Virtually no vegetable of daily use was available for less than Rs100 - or more than four times the regular rates - as supplies to the wholesale markets of Agriculture Produce Marketing Committee (APMC) at Vashi in Navi Mumbai dropped to a trickle on the third day of the indefinite strike.
Leading activist Mohan Gurnani, a former president of the powerful Federation of Associations of Maharashtra (FAM), said that against the daily average of 600 trucks, the supplies had fallen to less than 10% - or around 50 trucks a day since Tuesday.
"The agents have been left with no option. Though the strike has hit the farmers, commission agents (arhatiyas), retailers and consumers, the government move would actually benefit the big companies engaged in agro-marketing," Gurnani said.

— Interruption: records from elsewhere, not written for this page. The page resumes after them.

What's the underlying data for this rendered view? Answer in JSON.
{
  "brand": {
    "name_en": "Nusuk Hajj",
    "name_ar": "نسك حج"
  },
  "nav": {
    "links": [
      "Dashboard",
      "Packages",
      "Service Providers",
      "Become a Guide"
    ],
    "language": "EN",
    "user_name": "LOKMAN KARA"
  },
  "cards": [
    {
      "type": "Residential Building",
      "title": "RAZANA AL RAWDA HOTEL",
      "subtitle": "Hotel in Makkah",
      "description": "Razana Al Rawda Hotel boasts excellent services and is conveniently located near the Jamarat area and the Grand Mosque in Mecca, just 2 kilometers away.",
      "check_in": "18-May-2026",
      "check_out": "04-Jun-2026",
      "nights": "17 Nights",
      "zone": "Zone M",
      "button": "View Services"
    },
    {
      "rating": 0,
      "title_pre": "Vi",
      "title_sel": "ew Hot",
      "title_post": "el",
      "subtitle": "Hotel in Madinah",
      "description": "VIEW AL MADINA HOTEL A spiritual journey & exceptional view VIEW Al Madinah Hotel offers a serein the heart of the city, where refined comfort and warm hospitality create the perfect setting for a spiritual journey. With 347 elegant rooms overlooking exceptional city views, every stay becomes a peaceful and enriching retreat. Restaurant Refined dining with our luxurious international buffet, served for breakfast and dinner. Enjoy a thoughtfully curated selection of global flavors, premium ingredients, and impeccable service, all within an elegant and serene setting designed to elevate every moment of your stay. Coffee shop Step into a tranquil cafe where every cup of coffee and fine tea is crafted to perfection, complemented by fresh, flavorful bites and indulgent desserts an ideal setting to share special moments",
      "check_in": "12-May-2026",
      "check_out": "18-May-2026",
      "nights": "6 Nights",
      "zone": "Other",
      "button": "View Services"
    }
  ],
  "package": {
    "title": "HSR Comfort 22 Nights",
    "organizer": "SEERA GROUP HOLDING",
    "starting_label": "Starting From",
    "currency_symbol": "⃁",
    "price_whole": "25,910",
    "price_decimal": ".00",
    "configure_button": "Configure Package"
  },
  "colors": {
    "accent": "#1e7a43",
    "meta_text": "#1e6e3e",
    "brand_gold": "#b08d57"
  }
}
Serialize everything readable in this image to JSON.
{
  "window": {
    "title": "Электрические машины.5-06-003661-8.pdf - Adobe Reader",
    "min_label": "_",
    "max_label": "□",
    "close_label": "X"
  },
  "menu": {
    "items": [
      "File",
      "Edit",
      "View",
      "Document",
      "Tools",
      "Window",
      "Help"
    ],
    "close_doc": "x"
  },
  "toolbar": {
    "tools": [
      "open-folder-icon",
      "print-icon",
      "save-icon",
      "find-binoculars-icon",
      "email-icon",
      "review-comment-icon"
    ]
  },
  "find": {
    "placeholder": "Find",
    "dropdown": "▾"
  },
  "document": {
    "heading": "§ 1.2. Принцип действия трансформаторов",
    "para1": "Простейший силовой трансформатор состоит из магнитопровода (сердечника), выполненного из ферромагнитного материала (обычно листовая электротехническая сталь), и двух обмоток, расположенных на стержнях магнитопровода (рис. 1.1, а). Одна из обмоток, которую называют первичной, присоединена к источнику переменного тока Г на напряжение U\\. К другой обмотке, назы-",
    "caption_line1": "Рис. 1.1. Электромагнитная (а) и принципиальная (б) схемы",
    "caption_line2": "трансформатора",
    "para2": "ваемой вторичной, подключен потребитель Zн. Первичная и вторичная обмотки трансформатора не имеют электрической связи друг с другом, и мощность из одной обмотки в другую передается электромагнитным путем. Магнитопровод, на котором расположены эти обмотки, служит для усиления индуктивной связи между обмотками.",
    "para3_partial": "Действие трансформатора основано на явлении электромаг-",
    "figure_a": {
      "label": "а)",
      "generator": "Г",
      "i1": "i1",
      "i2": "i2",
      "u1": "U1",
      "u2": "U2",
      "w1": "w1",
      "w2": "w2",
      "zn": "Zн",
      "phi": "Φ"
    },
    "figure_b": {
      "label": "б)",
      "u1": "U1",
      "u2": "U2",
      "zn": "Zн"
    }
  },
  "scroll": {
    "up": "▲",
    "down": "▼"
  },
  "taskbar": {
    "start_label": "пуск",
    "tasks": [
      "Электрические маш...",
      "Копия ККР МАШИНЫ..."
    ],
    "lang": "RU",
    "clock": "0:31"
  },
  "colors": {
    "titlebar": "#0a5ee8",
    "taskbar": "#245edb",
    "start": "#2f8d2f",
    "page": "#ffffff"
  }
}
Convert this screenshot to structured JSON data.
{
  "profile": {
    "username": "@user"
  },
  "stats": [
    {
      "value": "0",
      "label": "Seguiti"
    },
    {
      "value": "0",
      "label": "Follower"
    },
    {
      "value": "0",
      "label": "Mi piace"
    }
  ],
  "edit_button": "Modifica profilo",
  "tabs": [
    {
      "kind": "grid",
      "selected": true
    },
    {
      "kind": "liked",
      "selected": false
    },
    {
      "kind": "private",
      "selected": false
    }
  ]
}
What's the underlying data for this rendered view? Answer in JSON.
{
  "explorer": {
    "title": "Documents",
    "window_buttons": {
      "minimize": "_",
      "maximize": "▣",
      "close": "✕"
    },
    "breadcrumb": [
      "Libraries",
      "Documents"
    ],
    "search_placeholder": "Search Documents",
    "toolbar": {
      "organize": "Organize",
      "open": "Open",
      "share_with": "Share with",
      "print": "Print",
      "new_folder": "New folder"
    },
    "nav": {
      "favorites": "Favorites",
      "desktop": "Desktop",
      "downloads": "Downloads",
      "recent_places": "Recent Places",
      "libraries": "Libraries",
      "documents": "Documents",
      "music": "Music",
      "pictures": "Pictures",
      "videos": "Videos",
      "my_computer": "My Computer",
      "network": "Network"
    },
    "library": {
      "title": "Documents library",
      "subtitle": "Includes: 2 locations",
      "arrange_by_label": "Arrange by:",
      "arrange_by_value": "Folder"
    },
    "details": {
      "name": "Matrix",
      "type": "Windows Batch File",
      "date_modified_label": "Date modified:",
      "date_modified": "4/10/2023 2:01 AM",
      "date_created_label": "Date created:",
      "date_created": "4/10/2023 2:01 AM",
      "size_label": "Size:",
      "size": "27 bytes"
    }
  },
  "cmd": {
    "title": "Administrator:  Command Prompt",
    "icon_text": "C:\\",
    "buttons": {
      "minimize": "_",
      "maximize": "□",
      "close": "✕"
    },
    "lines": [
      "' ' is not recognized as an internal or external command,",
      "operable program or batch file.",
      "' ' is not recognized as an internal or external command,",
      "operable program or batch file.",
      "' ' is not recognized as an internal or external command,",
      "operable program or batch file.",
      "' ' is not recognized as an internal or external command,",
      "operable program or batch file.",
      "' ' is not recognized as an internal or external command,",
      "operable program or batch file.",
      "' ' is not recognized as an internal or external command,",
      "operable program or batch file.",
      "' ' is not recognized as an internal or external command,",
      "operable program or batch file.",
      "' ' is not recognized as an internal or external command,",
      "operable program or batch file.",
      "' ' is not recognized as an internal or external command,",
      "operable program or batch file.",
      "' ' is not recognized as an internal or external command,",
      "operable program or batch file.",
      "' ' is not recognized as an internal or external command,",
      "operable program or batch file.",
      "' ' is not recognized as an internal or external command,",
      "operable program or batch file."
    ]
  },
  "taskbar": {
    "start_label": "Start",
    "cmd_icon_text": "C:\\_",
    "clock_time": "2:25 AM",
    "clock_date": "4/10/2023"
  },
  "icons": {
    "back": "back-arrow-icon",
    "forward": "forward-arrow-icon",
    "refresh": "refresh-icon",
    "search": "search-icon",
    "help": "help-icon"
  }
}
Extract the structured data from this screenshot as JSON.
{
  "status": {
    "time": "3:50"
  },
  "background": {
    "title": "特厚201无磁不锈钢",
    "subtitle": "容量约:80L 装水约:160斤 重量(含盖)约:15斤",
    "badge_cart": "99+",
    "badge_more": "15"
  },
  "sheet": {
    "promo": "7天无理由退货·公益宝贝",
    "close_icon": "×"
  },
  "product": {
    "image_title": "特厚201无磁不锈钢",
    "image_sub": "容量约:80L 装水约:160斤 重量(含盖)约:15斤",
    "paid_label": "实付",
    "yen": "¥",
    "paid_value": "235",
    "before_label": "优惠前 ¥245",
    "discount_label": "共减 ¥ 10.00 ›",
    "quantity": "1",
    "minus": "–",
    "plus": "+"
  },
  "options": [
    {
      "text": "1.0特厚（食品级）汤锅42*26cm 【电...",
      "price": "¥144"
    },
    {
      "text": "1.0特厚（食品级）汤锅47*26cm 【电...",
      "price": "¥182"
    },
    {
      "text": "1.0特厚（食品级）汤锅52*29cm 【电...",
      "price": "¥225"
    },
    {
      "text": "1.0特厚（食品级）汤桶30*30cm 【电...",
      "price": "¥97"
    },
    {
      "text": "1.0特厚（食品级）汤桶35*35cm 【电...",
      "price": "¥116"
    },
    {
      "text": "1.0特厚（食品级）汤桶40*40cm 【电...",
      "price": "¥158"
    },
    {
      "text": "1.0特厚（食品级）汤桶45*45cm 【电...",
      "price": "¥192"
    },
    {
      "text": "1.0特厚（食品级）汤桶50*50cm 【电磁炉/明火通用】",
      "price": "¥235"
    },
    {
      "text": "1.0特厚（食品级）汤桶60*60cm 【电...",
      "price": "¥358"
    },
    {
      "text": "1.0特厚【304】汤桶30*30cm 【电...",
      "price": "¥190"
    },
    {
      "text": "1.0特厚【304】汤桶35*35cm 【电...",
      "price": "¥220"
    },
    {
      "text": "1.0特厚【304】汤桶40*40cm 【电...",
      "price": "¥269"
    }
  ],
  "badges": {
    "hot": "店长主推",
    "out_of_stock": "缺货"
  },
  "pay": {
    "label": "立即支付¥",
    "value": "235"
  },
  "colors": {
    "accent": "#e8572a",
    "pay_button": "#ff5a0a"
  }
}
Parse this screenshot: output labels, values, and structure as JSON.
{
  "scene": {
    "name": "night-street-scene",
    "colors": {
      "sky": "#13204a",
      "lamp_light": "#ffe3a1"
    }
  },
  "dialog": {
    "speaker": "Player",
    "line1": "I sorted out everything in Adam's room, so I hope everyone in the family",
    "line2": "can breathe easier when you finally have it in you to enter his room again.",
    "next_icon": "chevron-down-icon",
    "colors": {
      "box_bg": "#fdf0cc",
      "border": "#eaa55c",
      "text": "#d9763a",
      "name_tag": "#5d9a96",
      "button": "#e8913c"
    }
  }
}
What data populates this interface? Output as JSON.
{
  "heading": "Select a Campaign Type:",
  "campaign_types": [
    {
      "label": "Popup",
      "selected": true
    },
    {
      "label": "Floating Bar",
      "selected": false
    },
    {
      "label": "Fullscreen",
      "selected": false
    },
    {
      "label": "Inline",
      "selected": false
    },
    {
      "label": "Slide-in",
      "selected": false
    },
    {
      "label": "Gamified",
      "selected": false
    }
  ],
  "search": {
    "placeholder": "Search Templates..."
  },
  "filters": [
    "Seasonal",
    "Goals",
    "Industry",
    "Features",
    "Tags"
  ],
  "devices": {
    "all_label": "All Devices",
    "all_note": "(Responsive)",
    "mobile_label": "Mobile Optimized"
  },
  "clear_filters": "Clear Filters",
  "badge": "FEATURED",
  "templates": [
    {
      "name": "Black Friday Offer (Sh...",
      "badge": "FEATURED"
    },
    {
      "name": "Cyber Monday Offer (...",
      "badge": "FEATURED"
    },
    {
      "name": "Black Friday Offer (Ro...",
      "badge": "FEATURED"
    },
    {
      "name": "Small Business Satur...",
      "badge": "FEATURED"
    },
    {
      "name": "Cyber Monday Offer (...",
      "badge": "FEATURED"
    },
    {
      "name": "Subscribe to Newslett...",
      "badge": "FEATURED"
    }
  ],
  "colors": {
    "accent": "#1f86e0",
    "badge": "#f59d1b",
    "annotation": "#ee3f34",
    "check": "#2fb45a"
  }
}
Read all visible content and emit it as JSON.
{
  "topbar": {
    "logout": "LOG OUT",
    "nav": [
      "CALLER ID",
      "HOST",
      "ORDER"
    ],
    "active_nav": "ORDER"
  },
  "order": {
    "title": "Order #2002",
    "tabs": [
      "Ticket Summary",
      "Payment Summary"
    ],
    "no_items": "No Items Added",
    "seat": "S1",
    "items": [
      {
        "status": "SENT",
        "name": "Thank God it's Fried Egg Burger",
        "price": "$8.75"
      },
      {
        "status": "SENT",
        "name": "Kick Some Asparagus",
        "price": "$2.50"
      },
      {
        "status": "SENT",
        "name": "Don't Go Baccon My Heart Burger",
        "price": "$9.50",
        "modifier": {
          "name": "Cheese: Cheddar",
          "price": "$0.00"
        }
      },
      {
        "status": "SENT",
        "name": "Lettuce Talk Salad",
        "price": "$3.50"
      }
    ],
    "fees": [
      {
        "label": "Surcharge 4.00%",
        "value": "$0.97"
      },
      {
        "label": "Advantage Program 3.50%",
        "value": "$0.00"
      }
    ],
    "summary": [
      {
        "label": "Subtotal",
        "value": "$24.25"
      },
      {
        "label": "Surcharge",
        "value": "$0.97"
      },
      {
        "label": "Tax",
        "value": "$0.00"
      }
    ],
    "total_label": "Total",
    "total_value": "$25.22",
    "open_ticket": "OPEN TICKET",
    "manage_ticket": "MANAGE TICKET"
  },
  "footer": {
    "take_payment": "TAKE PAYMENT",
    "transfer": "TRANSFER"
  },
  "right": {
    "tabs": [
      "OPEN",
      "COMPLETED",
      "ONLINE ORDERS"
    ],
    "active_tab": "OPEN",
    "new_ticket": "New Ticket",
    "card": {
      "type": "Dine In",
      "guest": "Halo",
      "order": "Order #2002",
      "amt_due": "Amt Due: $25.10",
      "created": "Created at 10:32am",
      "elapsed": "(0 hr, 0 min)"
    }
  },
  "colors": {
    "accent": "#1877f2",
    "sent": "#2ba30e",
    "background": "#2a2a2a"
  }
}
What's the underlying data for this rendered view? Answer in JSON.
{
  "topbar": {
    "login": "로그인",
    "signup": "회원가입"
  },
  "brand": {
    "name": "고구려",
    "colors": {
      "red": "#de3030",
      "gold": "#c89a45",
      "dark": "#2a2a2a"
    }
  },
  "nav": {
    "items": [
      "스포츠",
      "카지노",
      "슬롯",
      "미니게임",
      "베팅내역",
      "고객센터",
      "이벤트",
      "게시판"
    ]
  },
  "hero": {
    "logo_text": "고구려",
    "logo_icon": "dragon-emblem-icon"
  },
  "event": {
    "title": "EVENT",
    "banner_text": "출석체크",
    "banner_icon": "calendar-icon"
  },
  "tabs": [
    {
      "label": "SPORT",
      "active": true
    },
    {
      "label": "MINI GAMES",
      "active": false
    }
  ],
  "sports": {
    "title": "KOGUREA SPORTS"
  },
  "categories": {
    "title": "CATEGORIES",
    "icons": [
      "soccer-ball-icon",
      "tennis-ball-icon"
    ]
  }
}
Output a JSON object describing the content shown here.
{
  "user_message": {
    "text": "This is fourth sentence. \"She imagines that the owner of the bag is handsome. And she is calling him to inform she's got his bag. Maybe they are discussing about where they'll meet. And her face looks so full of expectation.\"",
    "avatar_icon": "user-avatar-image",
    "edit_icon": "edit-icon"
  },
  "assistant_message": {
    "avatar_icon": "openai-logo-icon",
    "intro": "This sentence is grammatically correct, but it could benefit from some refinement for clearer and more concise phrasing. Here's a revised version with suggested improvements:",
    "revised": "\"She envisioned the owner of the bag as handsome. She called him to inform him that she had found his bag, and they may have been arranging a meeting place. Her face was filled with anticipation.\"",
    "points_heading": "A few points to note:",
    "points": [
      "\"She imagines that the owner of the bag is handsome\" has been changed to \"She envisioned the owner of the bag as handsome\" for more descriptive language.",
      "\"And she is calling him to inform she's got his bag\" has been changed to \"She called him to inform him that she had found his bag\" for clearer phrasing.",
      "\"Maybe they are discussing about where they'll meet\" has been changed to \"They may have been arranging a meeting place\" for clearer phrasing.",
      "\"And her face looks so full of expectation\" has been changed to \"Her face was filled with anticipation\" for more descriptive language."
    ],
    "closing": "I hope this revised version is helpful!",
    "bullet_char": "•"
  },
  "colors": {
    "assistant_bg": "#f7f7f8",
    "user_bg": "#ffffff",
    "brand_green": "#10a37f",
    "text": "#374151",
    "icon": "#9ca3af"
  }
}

The Maharashtra government promulgated an Ordinance on Tuesday amending the APMC Act, 1963, deregulating vegetables and fruits, to enable farmers get better remuneration and consumers cheaper produce.
Simultaneously, the government made efforts to procure adequate supplies from different parts of the state to cater to the demand in Mumbai, Thane, Navi Mumbai and other areas where prices have hit the roof.
Associations of hoteliers and restaurants toyed with the idea of dropping most vegetables from their menus if the situation failed to improve soon.
Non-vegetarians too were hit hard as prices of chicken, mutton, fish and eggs shot up: eggs from Rs50 to Rs100 a dozen.
The representatives of commission agents have been called for a meeting by the government in an effort to sort out their grievances, mainly pertaining to the move to stop them charging eight percent commission from farmers.
Since commission is the only source of their earnings, the 'arhatiyas' and wholesalers have gone on a protest strike.
In some parts of Mumbai, tomatoes sold at Rs180 a kg, cucumber and brinjals at Rs120 a kg, capsicum at Rs110 a kg, and cauliflowers and cabbages at Rs150 a kg.